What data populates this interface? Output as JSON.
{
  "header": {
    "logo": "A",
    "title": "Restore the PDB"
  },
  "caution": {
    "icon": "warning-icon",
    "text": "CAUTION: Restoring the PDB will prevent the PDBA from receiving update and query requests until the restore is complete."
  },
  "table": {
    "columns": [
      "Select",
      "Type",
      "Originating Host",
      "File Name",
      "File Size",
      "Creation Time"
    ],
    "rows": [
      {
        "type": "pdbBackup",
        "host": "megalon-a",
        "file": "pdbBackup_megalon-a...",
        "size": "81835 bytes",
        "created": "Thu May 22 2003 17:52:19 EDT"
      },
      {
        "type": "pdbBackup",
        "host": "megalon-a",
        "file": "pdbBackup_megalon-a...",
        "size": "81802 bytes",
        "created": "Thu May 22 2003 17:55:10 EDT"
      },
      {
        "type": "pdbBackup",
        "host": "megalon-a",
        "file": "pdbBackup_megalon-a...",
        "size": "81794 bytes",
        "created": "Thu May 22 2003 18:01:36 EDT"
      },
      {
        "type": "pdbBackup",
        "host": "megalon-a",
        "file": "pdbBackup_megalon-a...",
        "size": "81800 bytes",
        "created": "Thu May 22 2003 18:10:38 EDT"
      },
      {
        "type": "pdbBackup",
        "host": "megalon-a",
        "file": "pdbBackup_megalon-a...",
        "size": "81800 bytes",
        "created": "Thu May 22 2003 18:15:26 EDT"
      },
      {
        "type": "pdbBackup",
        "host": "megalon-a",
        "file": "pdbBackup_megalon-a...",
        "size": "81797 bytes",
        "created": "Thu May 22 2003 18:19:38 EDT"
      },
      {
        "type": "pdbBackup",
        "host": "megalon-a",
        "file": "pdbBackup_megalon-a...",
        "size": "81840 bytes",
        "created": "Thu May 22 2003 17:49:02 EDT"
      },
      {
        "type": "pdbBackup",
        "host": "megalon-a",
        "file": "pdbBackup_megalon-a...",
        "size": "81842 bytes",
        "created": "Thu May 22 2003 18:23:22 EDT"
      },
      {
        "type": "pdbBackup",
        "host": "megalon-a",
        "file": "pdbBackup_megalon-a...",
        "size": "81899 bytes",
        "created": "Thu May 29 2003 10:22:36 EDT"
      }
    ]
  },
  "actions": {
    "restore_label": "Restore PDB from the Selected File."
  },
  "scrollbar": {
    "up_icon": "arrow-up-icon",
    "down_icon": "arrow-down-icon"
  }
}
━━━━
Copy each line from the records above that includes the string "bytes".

### YOUR SOLUTION
        "size": "81835 bytes",
        "size": "81802 bytes",
        "size": "81794 bytes",
        "size": "81800 bytes",
        "size": "81800 bytes",
        "size": "81797 bytes",
        "size": "81840 bytes",
        "size": "81842 bytes",
        "size": "81899 bytes",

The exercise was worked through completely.